Are you tired of the hassles of maintaining your property such as paying taxes, utilities, and repair bills? Consider donating the property to the Museum in exchange for reliable payments for life for you (and someone else, if you choose). When you arrange a charitable gift annuity, you receive a federal income tax charitable deduction in the year you set up the gift annuity when you itemize on your taxes. If you use appreciated real estate to make a gift, you can usually eliminate capital gains tax on a portion of the gift and spread the rest of the gain over your life expectancy. A gift of unmortgaged property to fund a deferred gift annuity is preferable and generates the greatest tax benefit.
Perhaps you like the tax advantages a gift of real estate to charity would offer, but you want to continue living in your personal residence for your lifetime. Depending upon the property, you may be able to transfer your personal residence or farm to charity but keep the right to occupy (or rent out) the home for the rest of your life. You continue to pay real estate taxes, maintenance fees, and insurance on the property. Even though the charity would not actually take possession of the residence until after your lifetime, since your gift cannot be revoked, you qualify for a federal income tax charitable deduction for a portion of your home’s value.

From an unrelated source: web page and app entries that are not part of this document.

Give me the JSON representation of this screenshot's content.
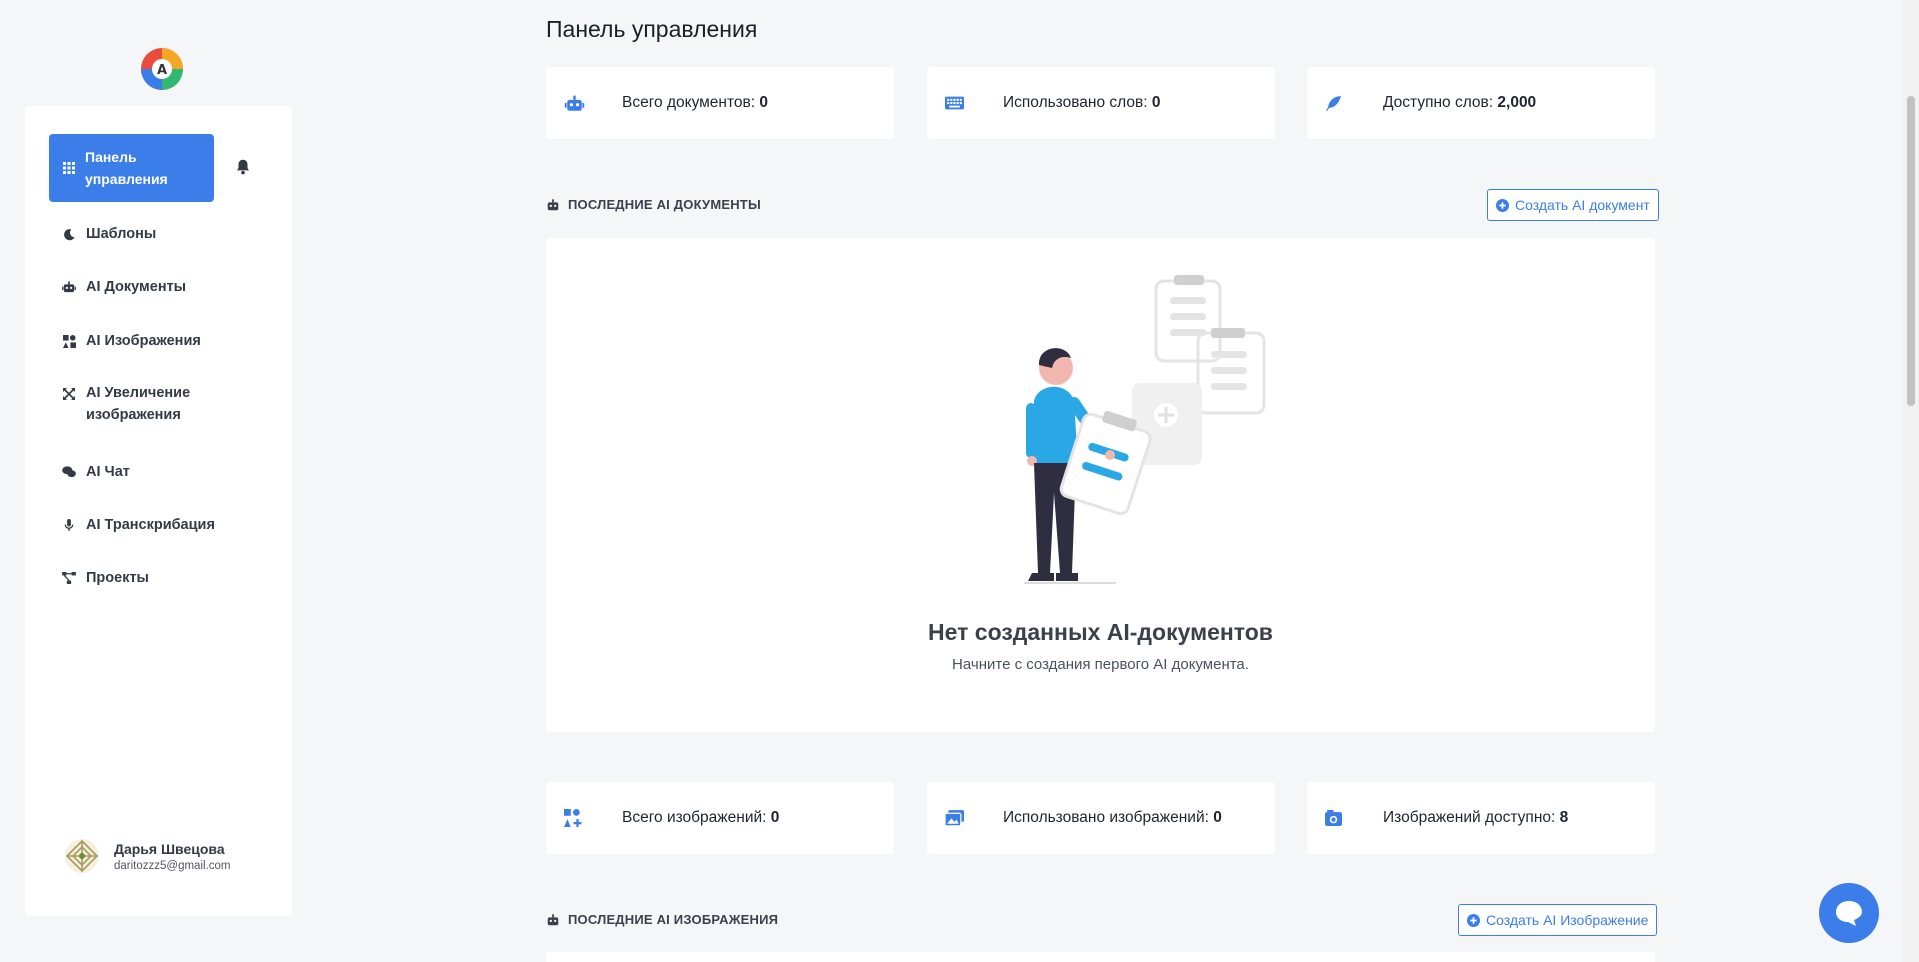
{
  "sidebar": {
    "active": {
      "label": "Панель управления",
      "icon": "grid-icon"
    },
    "items": [
      {
        "label": "Шаблоны",
        "icon": "moon-icon"
      },
      {
        "label": "AI Документы",
        "icon": "robot-icon"
      },
      {
        "label": "AI Изображения",
        "icon": "images-icon"
      },
      {
        "label": "AI Увеличение изображения",
        "icon": "expand-icon"
      },
      {
        "label": "AI Чат",
        "icon": "chat-icon"
      },
      {
        "label": "AI Транскрибация",
        "icon": "mic-icon"
      },
      {
        "label": "Проекты",
        "icon": "diagram-icon"
      }
    ],
    "user": {
      "name": "Дарья Швецова",
      "email": "daritozzz5@gmail.com"
    }
  },
  "main": {
    "title": "Панель управления",
    "doc_stats": [
      {
        "label": "Всего документов:",
        "value": "0",
        "icon": "robot-icon"
      },
      {
        "label": "Использовано слов:",
        "value": "0",
        "icon": "keyboard-icon"
      },
      {
        "label": "Доступно слов:",
        "value": "2,000",
        "icon": "feather-icon"
      }
    ],
    "recent_docs": {
      "heading": "ПОСЛЕДНИЕ AI ДОКУМЕНТЫ",
      "button": "Создать AI документ",
      "empty_title": "Нет созданных AI-документов",
      "empty_sub": "Начните с создания первого AI документа."
    },
    "image_stats": [
      {
        "label": "Всего изображений:",
        "value": "0",
        "icon": "image-plus-icon"
      },
      {
        "label": "Использовано изображений:",
        "value": "0",
        "icon": "images-icon"
      },
      {
        "label": "Изображений доступно:",
        "value": "8",
        "icon": "camera-icon"
      }
    ],
    "recent_images": {
      "heading": "ПОСЛЕДНИЕ AI ИЗОБРАЖЕНИЯ",
      "button": "Создать AI Изображение"
    }
  },
  "colors": {
    "accent": "#3b7de9",
    "background": "#f5f6f8"
  }
}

You can contribute to charity any type of appreciated real estate you’ve owned for more than one year, provided it is unmortgaged, in exchange for an income stream for life or a term of up to 20 years. The donated property may be a residence (a personal residence must be vacant upon contribution), undeveloped land, a farm, or commercial property. Real estate only works well with certain variations of charitable remainder trusts. Your estate planning attorney, who will draft your trust, can give you more details.
When you make a bargain sale, you sell your property to charity for less than what it is worth. The difference between the actual value and the sale price is considered a gift to the charity. A bargain sale can be an effective way to dispose of property that has increased in value, and it is the only gift that can give you a lump sum of cash and a charitable deduction (when you itemize) at the same time.
This gift can be a wonderful way for you to benefit charity and simultaneously transfer appreciated real estate to your family tax-free. You should consider funding the charitable lead trust with real estate that is income-producing and expected to increase in value over the term of the trust.
A gift of real estate may be a perfect way to honor your loved one in perpetuity. When you make an endowed gift of real estate, the proceeds from the sale of the real estate becomes part of the charity’s endowment. An annual distribution is made for the purpose you designate. Because the principal remains intact, the fund will generate perpetual support.
Janet purchased a rental property years ago and has watched it grow steadily in value. Still active in her career and traveling frequently, she is beginning to find management of the property more and more of a hassle. Janet sees this as an opportunity to give her rental property to a charity that is important to her while realizing valuable tax benefits.
Janet avoids capital gains tax on the appreciation and qualifies for a federal income tax charitable deduction for the property’s fair market value. Janet loves knowing that the gift of her property will make a big difference supporting our mission.
Legal name: American Museum of Natural History
Address: 200 Central Park West, New York, NY 10024
Federal tax ID number: 13-6162659
View and download your FREE guide Ways to Donate Real Estate.